Method, founded in San Francisco in 2000, disrupted the “low-interest market” model of house cleaning products by introducing aesthetically and environmentally conscious laundry detergents and dish soaps. The same story applies to Plum Organics, founded in 2007, also in Bay Area, which disrupted the stable but stale baby food market with their revolutionary baby food pouch, which combined culinary quality and design aesthetics with something a six month-old baby would eat. (The founder of Plum Organics, Neil Grimmer, is from renowned design studio IDEO.) Both start-ups were welcomed enthusiastically by consumers, and have quickly become a new, higher industry standard in various aspects.
By the same token, MUJI designs everyday products by applying high standards philosophically and aesthetically. The reason why it’s so exciting and ecstatic to spot Method or Plum Organics products on a store shelf, or to explore the MUJI store, is because it’s a refreshing A-HA! moment for us. We suddenly realize, or remember, that any everyday product, such as a dish soap, baby food, toothbrush stand or kitchen container CAN be, and SHOULD be cute, sexy or beautiful and INSPIRING.
Take a look at MUJI’s kitchen scale.
I never imagined that I’d be buying a kitchen scale because I loved its design. It’s true that it is a bit pricey for a kitchen gadget – 3,900 JPY (about $40) – but it was irresistible.
Co-developed with Tanita, the Japanese major scale manufacturer, it’s also highly functional. You can measure weight from 1 gram to 2000 grams (about 4 lbs.) with great accuracy. Also, it alternates its power source. When there’s enough light, it runs on solar power.
After I bought this, I made some sweets just because I wanted to use it. This one new exciting product refreshed my interest in cooking! And now that I could measure ingredients in small portions accurately, I was able to become more creative and reduce the amount of sugar and butter without compromising the taste.

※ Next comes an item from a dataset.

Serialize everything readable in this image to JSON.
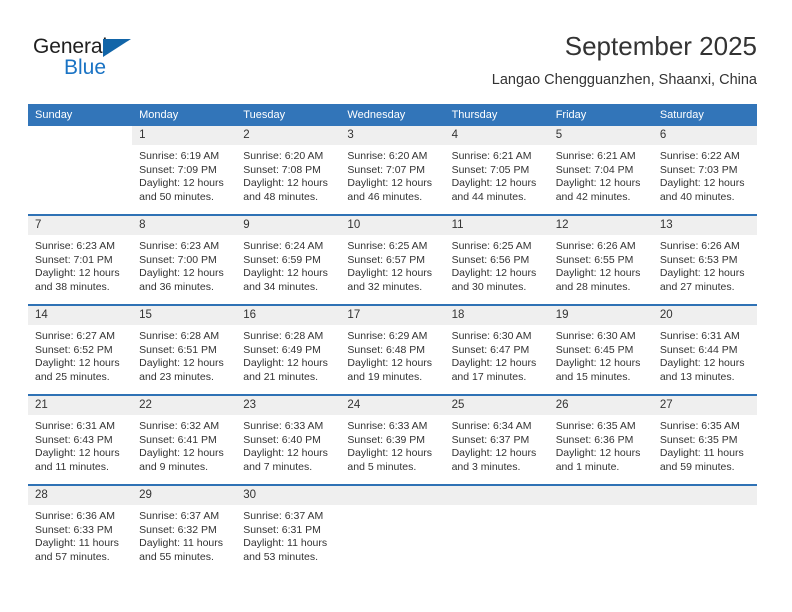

For long time, we’ve forgotten that the products we use on a daily basis could be, and should be, inspiring. Why? Because industrial products were introduced in massive quantities to relieve the tedium and pain of various everyday duties – cooking, cleaning or home improvement– and make them fast and easy. So we’d do the tasks as fast as possible using these products, and then forget about them. When we forgot about the tasks, we also forgot about the products.
But actually, we feel a tremendous sense of accomplishment when we achieve something using our own hands, overcoming tedious processes. And our daily life is full of such tasks that require us to roll up our sleeves and get to work. But while many products define their mission as freeing us from tediousness works, not many of them think about how they could make the experience more rewarding so that the users could feel accomplished.
From the get-go, Method made it its mission to “make cleaning fun” as a house cleaning product company. Yes, even cleaning can be fun, if we can get some help from inspiring products that can turn “tedious processes” into something more engaging, creative or uplifting. MUJI is committed to design products that will inspire users to design their own life style. Profound happiness can come from a small product that makes us remember that WE – not the handy appliance we use – CAN accomplish something pretty cool.